ABOUT THIS TASK: Find each line of the entries with the string "screenshot", please, and copy it.

____________________

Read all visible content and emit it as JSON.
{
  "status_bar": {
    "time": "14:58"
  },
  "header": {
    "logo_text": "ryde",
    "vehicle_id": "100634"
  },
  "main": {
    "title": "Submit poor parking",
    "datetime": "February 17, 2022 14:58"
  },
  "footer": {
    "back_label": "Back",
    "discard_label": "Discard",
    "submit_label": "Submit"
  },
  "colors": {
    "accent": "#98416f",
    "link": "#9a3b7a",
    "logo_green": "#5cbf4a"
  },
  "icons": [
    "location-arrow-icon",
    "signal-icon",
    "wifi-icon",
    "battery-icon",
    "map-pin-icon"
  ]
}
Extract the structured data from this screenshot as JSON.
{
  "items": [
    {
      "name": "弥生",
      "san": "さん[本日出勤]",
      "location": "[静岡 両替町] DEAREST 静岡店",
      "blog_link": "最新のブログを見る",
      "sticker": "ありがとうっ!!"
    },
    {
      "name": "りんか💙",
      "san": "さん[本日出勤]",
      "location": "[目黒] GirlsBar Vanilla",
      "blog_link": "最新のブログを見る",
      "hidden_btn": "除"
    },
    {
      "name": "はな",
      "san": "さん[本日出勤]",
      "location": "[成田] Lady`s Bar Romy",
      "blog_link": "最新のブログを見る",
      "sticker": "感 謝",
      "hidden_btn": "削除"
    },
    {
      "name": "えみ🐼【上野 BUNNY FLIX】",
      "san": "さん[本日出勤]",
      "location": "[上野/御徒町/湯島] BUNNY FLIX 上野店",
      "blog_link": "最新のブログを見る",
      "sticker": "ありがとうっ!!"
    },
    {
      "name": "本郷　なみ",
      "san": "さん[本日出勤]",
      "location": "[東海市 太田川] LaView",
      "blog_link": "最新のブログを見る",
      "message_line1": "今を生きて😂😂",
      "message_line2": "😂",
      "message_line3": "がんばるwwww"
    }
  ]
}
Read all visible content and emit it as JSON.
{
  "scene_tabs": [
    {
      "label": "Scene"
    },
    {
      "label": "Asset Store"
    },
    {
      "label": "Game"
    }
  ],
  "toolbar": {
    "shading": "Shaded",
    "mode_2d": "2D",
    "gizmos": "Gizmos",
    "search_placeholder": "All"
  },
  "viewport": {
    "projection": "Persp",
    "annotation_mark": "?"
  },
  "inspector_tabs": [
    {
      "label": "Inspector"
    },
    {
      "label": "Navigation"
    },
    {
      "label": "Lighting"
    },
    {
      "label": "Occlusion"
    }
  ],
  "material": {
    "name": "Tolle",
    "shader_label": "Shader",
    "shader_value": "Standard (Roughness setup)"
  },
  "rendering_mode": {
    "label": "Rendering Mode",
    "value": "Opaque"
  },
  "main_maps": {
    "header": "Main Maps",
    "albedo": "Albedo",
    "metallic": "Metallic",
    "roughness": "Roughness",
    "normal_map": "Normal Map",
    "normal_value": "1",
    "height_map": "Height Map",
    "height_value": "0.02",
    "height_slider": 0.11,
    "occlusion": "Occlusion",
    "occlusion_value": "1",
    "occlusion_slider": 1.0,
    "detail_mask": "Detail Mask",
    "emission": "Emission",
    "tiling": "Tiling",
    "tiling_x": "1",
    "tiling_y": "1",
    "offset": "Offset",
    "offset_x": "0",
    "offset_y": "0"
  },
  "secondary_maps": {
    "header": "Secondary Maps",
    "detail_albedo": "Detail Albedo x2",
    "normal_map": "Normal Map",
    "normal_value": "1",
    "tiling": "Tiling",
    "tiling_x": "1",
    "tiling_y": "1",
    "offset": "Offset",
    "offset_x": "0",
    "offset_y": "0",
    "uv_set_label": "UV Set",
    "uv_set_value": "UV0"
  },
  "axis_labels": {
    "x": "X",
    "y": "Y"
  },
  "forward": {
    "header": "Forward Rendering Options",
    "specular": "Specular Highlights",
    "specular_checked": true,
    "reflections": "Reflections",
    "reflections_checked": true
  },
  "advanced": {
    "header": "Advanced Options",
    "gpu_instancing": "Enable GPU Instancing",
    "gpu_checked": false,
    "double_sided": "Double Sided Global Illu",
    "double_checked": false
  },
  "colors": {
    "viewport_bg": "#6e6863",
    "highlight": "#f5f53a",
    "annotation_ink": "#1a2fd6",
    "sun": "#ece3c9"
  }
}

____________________

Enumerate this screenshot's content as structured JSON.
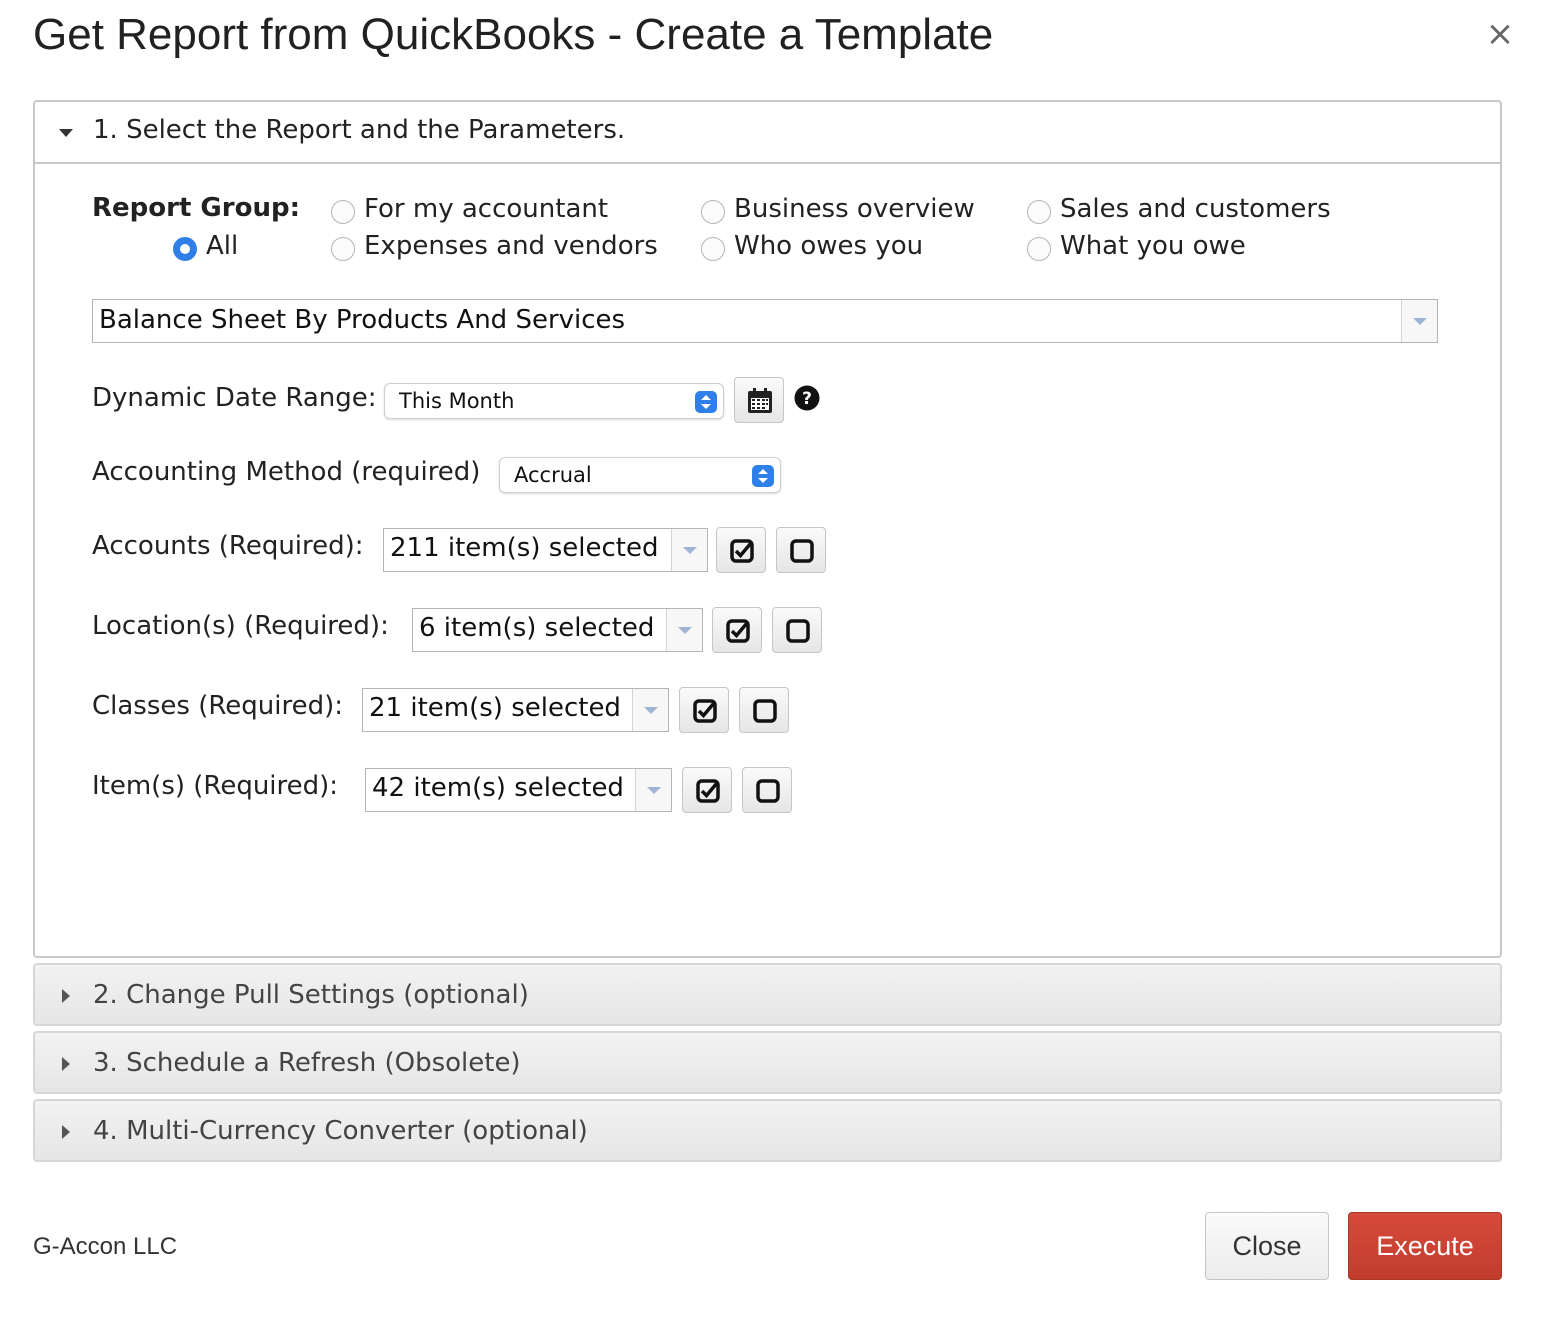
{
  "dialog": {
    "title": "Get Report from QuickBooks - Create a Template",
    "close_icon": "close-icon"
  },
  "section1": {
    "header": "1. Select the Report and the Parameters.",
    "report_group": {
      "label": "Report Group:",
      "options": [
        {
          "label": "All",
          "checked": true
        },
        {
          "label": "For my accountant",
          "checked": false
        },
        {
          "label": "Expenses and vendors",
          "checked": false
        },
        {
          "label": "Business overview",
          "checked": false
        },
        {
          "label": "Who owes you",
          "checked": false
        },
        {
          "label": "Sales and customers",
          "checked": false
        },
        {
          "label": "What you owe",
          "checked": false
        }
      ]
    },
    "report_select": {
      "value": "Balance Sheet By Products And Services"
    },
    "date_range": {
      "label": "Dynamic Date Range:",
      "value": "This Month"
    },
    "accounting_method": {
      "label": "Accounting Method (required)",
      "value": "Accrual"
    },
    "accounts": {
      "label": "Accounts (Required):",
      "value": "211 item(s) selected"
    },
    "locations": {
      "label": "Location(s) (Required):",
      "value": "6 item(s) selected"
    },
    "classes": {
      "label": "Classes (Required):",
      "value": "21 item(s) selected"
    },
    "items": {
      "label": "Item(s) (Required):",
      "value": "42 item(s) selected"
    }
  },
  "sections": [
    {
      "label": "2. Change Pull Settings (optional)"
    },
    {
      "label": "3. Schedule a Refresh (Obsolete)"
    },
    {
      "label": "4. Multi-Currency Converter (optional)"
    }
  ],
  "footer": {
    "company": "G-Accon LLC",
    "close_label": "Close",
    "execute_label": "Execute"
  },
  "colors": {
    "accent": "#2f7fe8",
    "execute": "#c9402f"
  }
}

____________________

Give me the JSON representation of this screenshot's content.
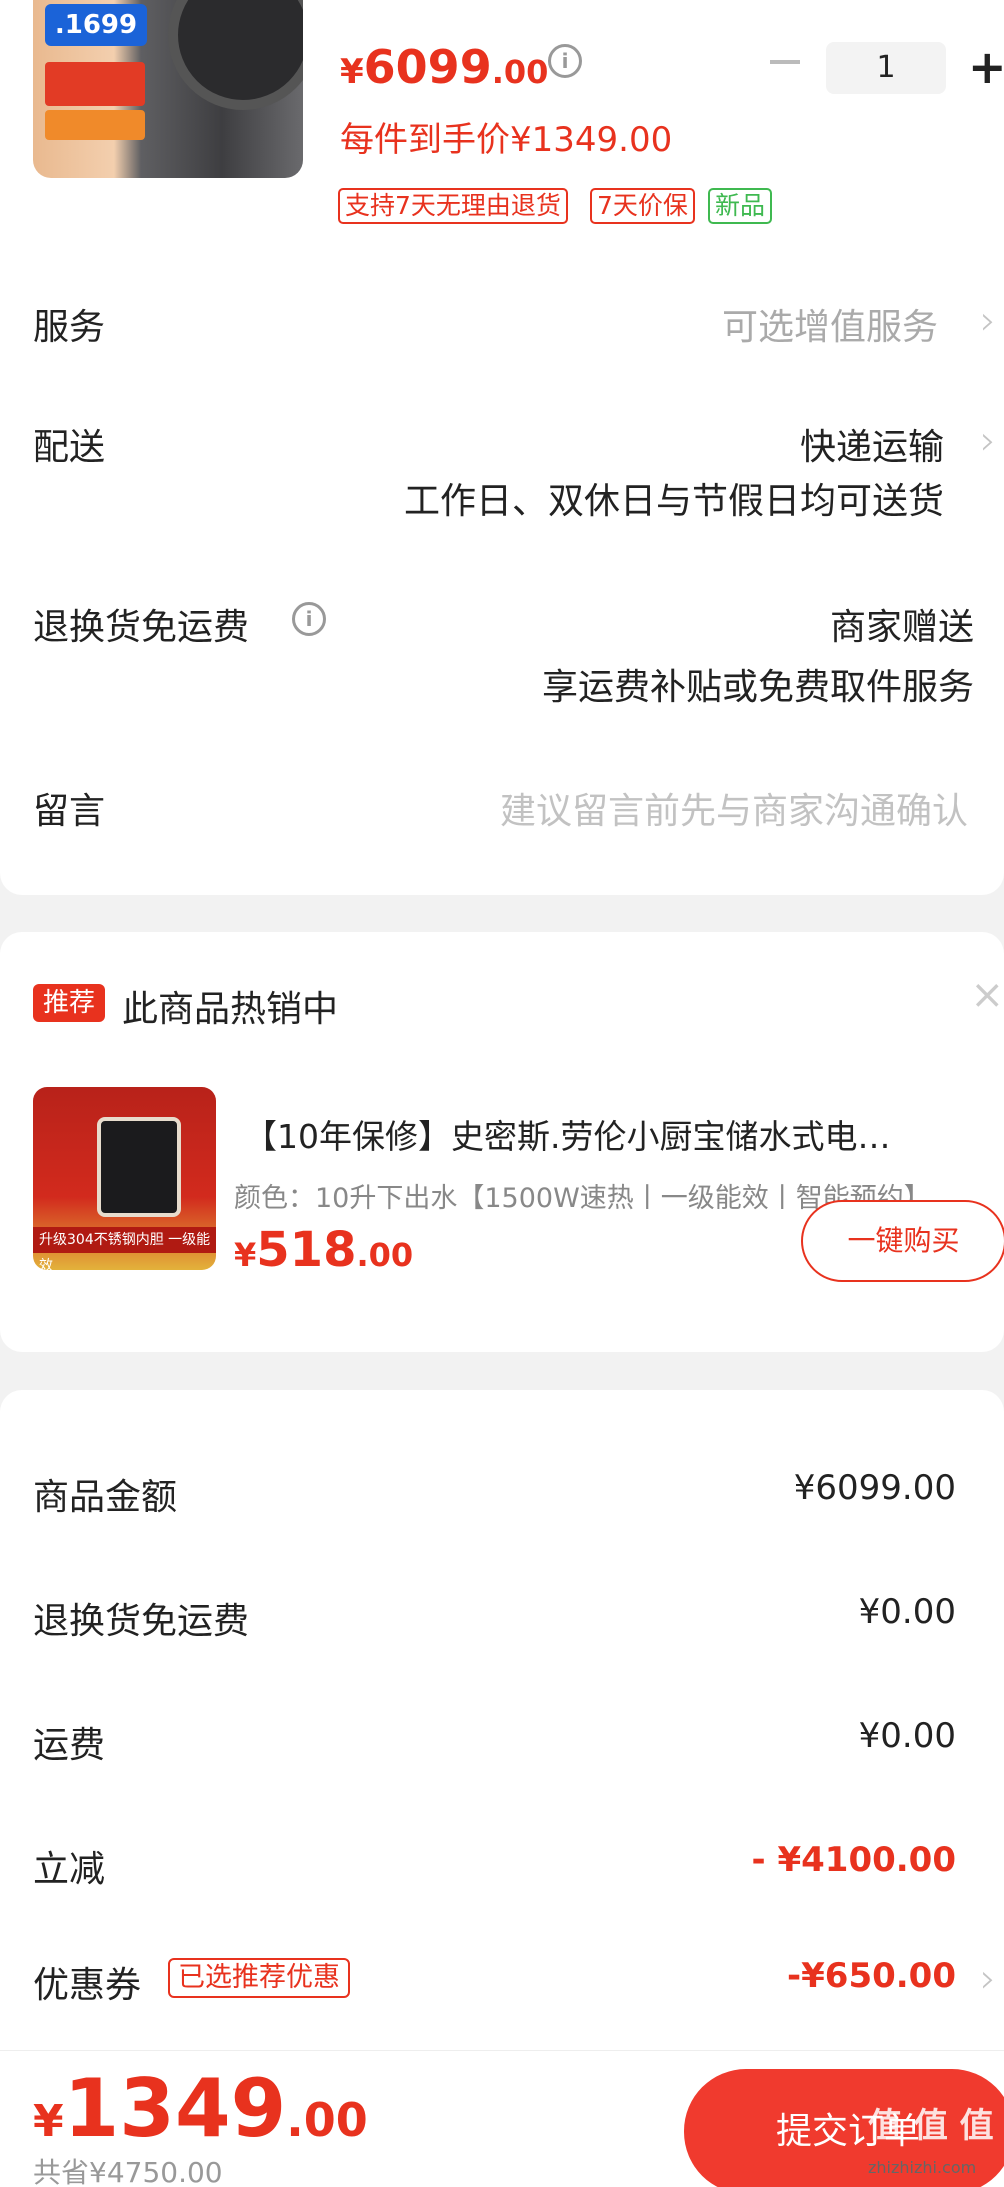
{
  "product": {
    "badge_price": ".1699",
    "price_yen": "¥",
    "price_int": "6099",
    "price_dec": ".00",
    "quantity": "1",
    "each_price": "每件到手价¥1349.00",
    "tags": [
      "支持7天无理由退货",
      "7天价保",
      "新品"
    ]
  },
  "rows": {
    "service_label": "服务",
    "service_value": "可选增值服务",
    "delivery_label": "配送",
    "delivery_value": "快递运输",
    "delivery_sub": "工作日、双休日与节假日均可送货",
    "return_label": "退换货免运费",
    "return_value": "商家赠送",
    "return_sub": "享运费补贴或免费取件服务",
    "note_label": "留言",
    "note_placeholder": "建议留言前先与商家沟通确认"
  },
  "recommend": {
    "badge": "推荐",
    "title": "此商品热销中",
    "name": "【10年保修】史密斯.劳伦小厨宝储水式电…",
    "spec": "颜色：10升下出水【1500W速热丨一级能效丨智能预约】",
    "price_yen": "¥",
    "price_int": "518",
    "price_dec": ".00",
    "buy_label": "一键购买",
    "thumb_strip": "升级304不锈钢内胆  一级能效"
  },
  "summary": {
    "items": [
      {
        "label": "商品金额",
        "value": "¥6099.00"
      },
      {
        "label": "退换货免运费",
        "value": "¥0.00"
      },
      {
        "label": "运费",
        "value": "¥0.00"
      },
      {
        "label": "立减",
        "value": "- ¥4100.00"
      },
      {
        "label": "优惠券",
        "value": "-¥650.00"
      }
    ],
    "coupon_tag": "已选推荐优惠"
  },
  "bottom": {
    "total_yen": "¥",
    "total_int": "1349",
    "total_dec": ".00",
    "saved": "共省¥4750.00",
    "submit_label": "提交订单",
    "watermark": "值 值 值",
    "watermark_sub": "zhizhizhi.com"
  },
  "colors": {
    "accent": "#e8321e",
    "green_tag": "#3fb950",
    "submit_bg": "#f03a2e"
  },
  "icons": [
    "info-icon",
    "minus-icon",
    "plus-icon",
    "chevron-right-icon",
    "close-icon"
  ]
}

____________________

REPLY TO THE EXERCISE:
Extract the structured data from this screenshot as JSON.
Enumerate this screenshot's content as structured JSON.
Give me the JSON representation of this screenshot's content.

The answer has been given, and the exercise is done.